Jewish World Review August 27, 1999 /15 Elul, 5759
Such is the deplorable state of today's broadcast journalism that Clinton co-defender, redeemer and friend, George Stephanopoulos, can go directly to ABC News as a commentator/analyst and then be morphed into a broadcast journalist while his old boss is still in office. Most former members of the revolving-door club between government and journalism at least put a little space between partisan political activity and the profession. There's a law keeping former government officials from lobbying their old associates for one year. No such law exists in journalism, but maybe there should be one.
Stephanopoulos is a nice fellow. It's not his fault. ABC News President David Westin violates whatever remnant of real journalism remains by announcing that he's grooming Stephanopoulos for a reporter position. "We're all conscious of the sensitivity with him having been a part of the news in Washington,'' explains Westin. If he is that conscious, why doesn't he hire a former member of the Bush or Reagan administrations to balance things out? This would be just as bad, but at least the public might credit him for fairness.
Westin says he wouldn't want Stephanopoulos to be the beat reporter for the Gore campaign. Does this mean he'd consider him as a beat reporter for the campaign of George W. Bush or one of the other Republican candidates? Does Westin think there might be a public perception of bias if Stephanopoulos covered a Democratic contender but not a Republican?
Westin lauds Stephanopoulos' "increasing strength and maturity.'' Funny, I never felt the need to put "increasing strength and maturity'' on my resume when applying for a job. And then Westin adds, "There has been a history of people not growing up in journalism becoming journalists,'' as if this is something to be encouraged.
In his book, "How the News Makes Us Dumb,'' University of Florida history professor C. John Sommerville writes that the way broadcast news is misproduced today is actually good because it is driving people away and allowing them to develop alternative means of receiving information that will be far more beneficial to them. Sommerville contends that the idea of daily news creates an information industry that must constantly be satisfied with "news,'' no matter how irrelevant or unimportant: "We are now seeing what happens when one depends entirely on daily reports, with their decontextualizing and deconstructing tendencies .... For news has no sense of scale. It concentrates the mind when we thought (its purpose) was to broaden the mind.''

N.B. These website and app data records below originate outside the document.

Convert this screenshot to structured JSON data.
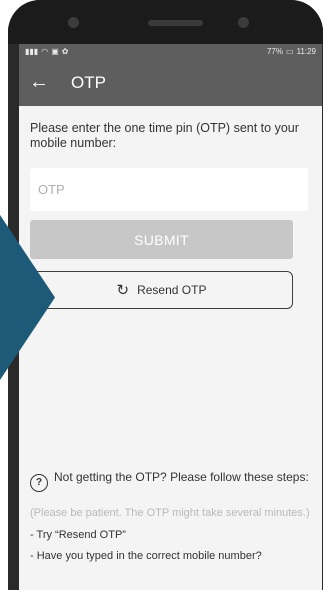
{
  "status_bar": {
    "battery": "77%",
    "time": "11:29"
  },
  "toolbar": {
    "title": "OTP"
  },
  "main": {
    "instruction": "Please enter the one time pin (OTP) sent to your mobile number:",
    "otp_placeholder": "OTP",
    "otp_value": "",
    "submit_label": "SUBMIT",
    "resend_label": "Resend OTP"
  },
  "help": {
    "heading": "Not getting the OTP? Please follow these steps:",
    "note": "(Please be patient. The OTP might take several minutes.)",
    "step1": "- Try “Resend OTP”",
    "step2": "- Have you typed in the correct mobile number?"
  },
  "colors": {
    "toolbar": "#5e5e5e",
    "submit_disabled": "#c7c7c7",
    "arrow": "#1d5a78"
  }
}
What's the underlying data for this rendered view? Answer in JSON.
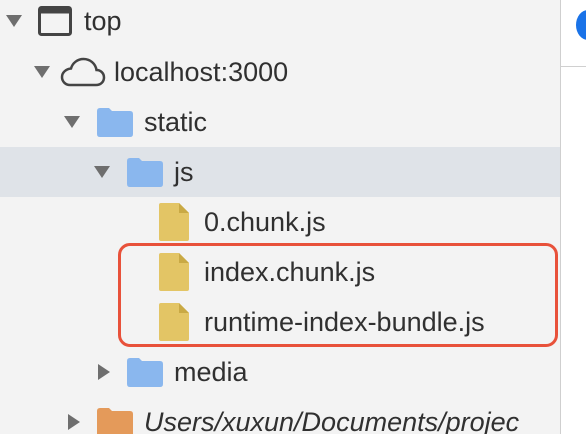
{
  "tree": {
    "nodes": [
      {
        "label": "top",
        "icon": "frame-icon",
        "expanded": true
      },
      {
        "label": "localhost:3000",
        "icon": "cloud-icon",
        "expanded": true
      },
      {
        "label": "static",
        "icon": "folder-icon",
        "expanded": true
      },
      {
        "label": "js",
        "icon": "folder-icon",
        "expanded": true,
        "selected": true
      },
      {
        "label": "0.chunk.js",
        "icon": "file-icon"
      },
      {
        "label": "index.chunk.js",
        "icon": "file-icon",
        "highlighted": true
      },
      {
        "label": "runtime-index-bundle.js",
        "icon": "file-icon",
        "highlighted": true
      },
      {
        "label": "media",
        "icon": "folder-icon",
        "expanded": false
      },
      {
        "label": "Users/xuxun/Documents/projec",
        "icon": "folder-orange-icon",
        "expanded": false
      }
    ]
  },
  "colors": {
    "folder": "#8ab7ee",
    "file": "#e3c565",
    "folder_orange": "#e49a5a",
    "highlight": "#e8513a",
    "selection": "#dfe3e8"
  }
}
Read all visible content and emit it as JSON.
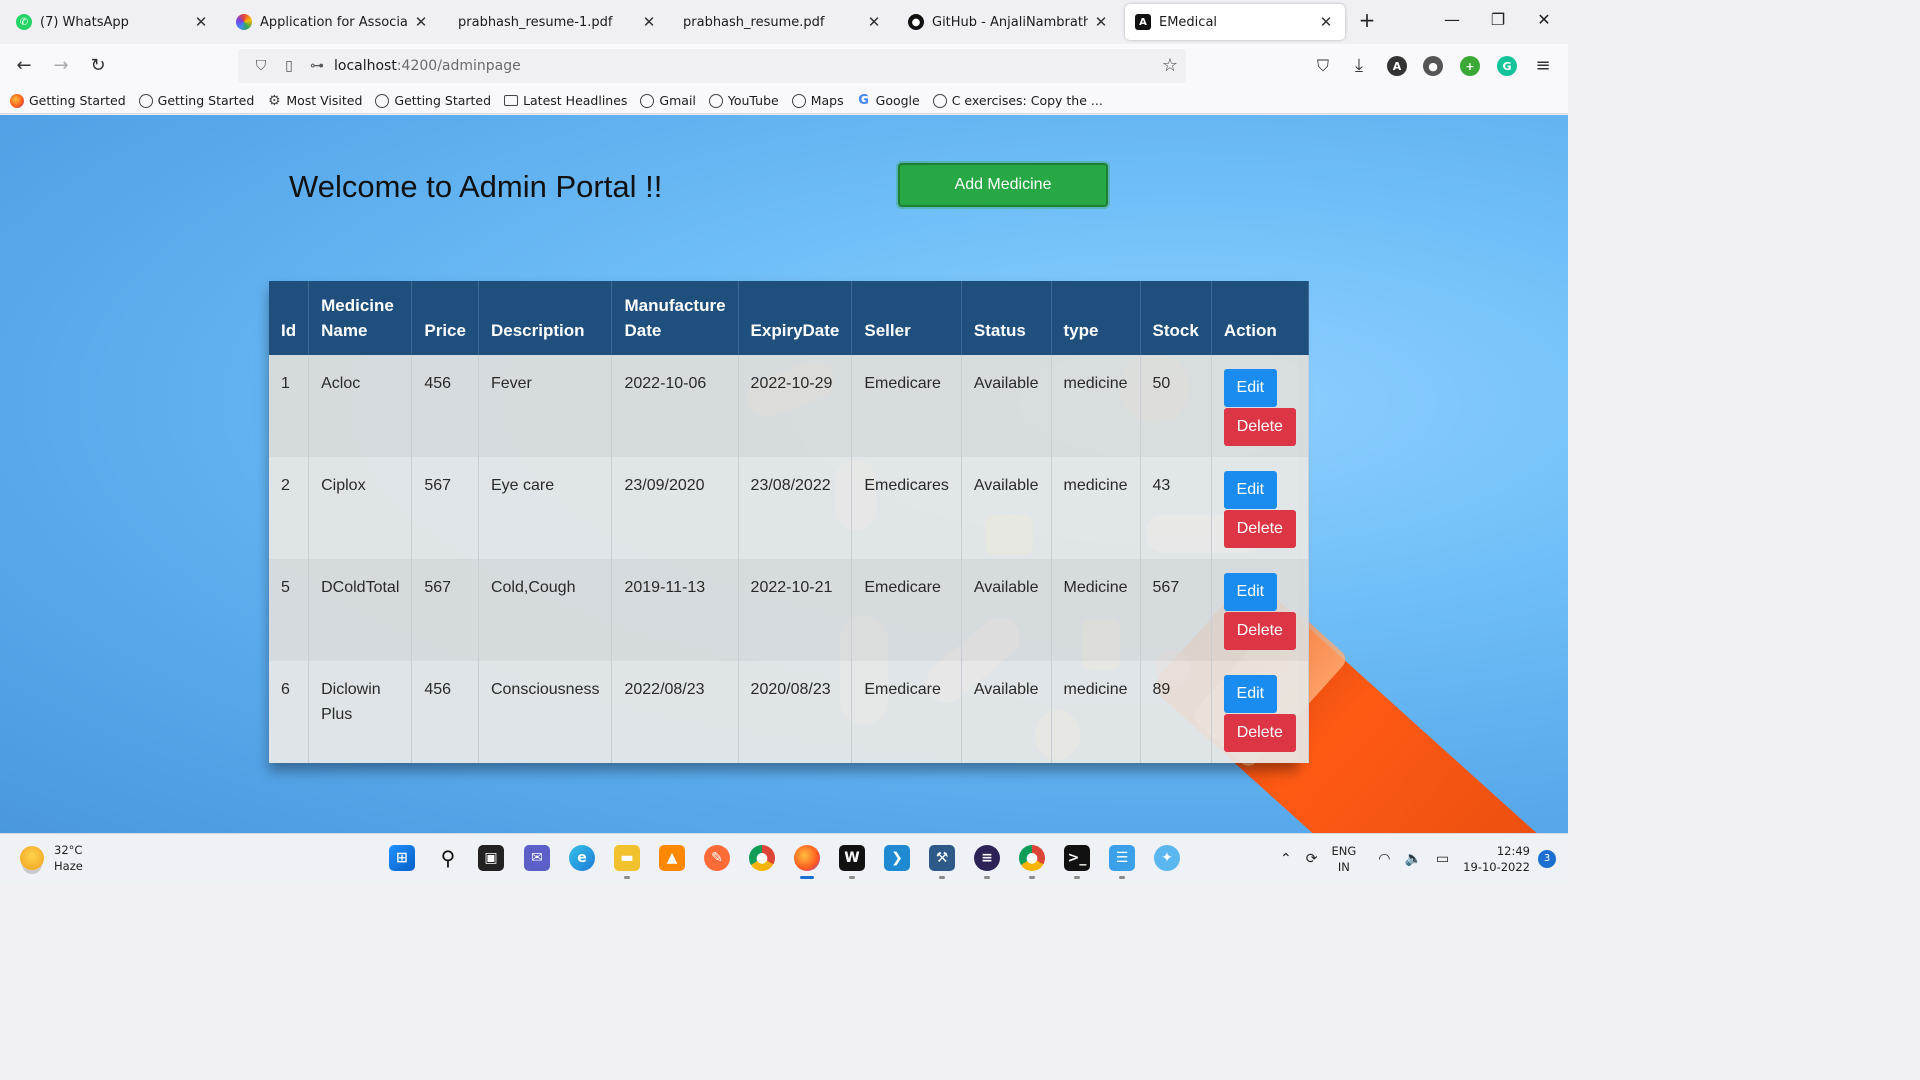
{
  "browser": {
    "tabs": [
      {
        "title": "(7) WhatsApp",
        "favicon": "whatsapp-icon",
        "color": "#25d366",
        "glyph": "✆",
        "active": false
      },
      {
        "title": "Application for Associate Softw",
        "favicon": "colorful-logo-icon",
        "color": "#7b3fe4",
        "glyph": "✿",
        "active": false
      },
      {
        "title": "prabhash_resume-1.pdf",
        "favicon": "",
        "color": "",
        "glyph": "",
        "active": false
      },
      {
        "title": "prabhash_resume.pdf",
        "favicon": "",
        "color": "",
        "glyph": "",
        "active": false
      },
      {
        "title": "GitHub - AnjaliNambrath/E-Me",
        "favicon": "github-icon",
        "color": "#111111",
        "glyph": "●",
        "active": false
      },
      {
        "title": "EMedical",
        "favicon": "angular-icon",
        "color": "#111111",
        "glyph": "A",
        "active": true
      }
    ],
    "url_host": "localhost",
    "url_path": ":4200/adminpage",
    "bookmarks": [
      {
        "label": "Getting Started",
        "icon": "firefox-icon"
      },
      {
        "label": "Getting Started",
        "icon": "globe-icon"
      },
      {
        "label": "Most Visited",
        "icon": "gear-icon"
      },
      {
        "label": "Getting Started",
        "icon": "globe-icon"
      },
      {
        "label": "Latest Headlines",
        "icon": "folder-icon"
      },
      {
        "label": "Gmail",
        "icon": "globe-icon"
      },
      {
        "label": "YouTube",
        "icon": "globe-icon"
      },
      {
        "label": "Maps",
        "icon": "globe-icon"
      },
      {
        "label": "Google",
        "icon": "google-icon"
      },
      {
        "label": "C exercises: Copy the ...",
        "icon": "globe-icon"
      }
    ]
  },
  "page": {
    "welcome": "Welcome to Admin Portal !!",
    "add_button": "Add Medicine",
    "table": {
      "headers": [
        "Id",
        "Medicine Name",
        "Price",
        "Description",
        "Manufacture Date",
        "ExpiryDate",
        "Seller",
        "Status",
        "type",
        "Stock",
        "Action"
      ],
      "rows": [
        {
          "id": "1",
          "name": "Acloc",
          "price": "456",
          "description": "Fever",
          "mfg": "2022-10-06",
          "expiry": "2022-10-29",
          "seller": "Emedicare",
          "status": "Available",
          "type": "medicine",
          "stock": "50"
        },
        {
          "id": "2",
          "name": "Ciplox",
          "price": "567",
          "description": "Eye care",
          "mfg": "23/09/2020",
          "expiry": "23/08/2022",
          "seller": "Emedicares",
          "status": "Available",
          "type": "medicine",
          "stock": "43"
        },
        {
          "id": "5",
          "name": "DColdTotal",
          "price": "567",
          "description": "Cold,Cough",
          "mfg": "2019-11-13",
          "expiry": "2022-10-21",
          "seller": "Emedicare",
          "status": "Available",
          "type": "Medicine",
          "stock": "567"
        },
        {
          "id": "6",
          "name": "Diclowin Plus",
          "price": "456",
          "description": "Consciousness",
          "mfg": "2022/08/23",
          "expiry": "2020/08/23",
          "seller": "Emedicare",
          "status": "Available",
          "type": "medicine",
          "stock": "89"
        }
      ],
      "edit_label": "Edit",
      "delete_label": "Delete"
    }
  },
  "taskbar": {
    "temperature": "32°C",
    "weather": "Haze",
    "lang_top": "ENG",
    "lang_bottom": "IN",
    "time": "12:49",
    "date": "19-10-2022",
    "notifications": "3"
  },
  "colors": {
    "header_bg": "#1f4f7d",
    "add_button": "#28a745",
    "edit_button": "#1a8cf0",
    "delete_button": "#dc3545"
  }
}
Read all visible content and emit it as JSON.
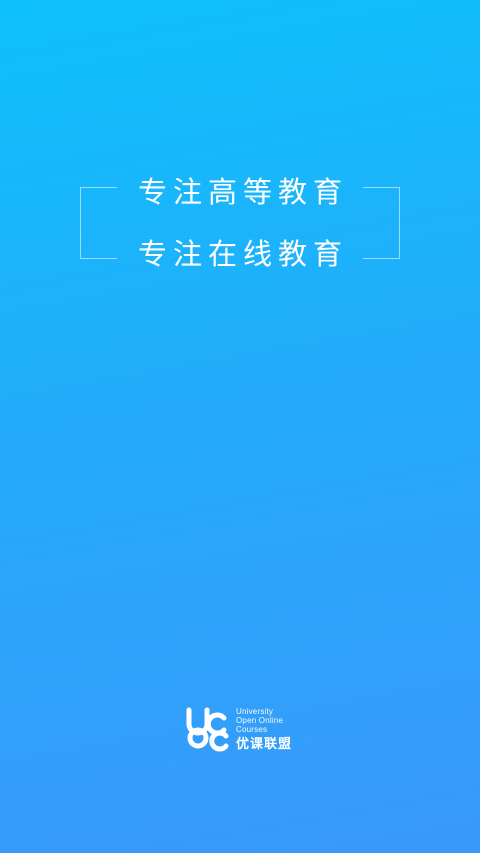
{
  "slogan": {
    "line1": "专注高等教育",
    "line2": "专注在线教育"
  },
  "logo": {
    "icon": "uoc-logo-icon",
    "en_line1": "University",
    "en_line2": "Open Online",
    "en_line3": "Courses",
    "zh_name": "优课联盟"
  },
  "colors": {
    "gradient_top": "#0ec1fb",
    "gradient_bottom": "#3a98f9",
    "text": "#ffffff"
  }
}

If journalism plucks people out of the White House, or anywhere else, without testing their reporting skills in local stations or newspapers before giving them a national platform, then journalism itself is further diminished in the minds of an already skeptical public which regards the profession with proper distrust and disgust.
The transformation of George Stephanopoulos from Clinton campaign operative, to Clinton White House operative and apologist, to network commentator, to reporter, along with the industry's failure to fulfill its obligation to fully investigate and expose the illegal and immoral activities of this president and his co-conspirators, is more evidence of dysfunctional broadcast news that is beyond repair.
There is a difference between being informed and being wise, argues Sommerville. George
Stephanopoulos will be another informer. What he says will not make us any wiser. It's a
dumb move from a crumbling profession that has contributed to the dumbing down of the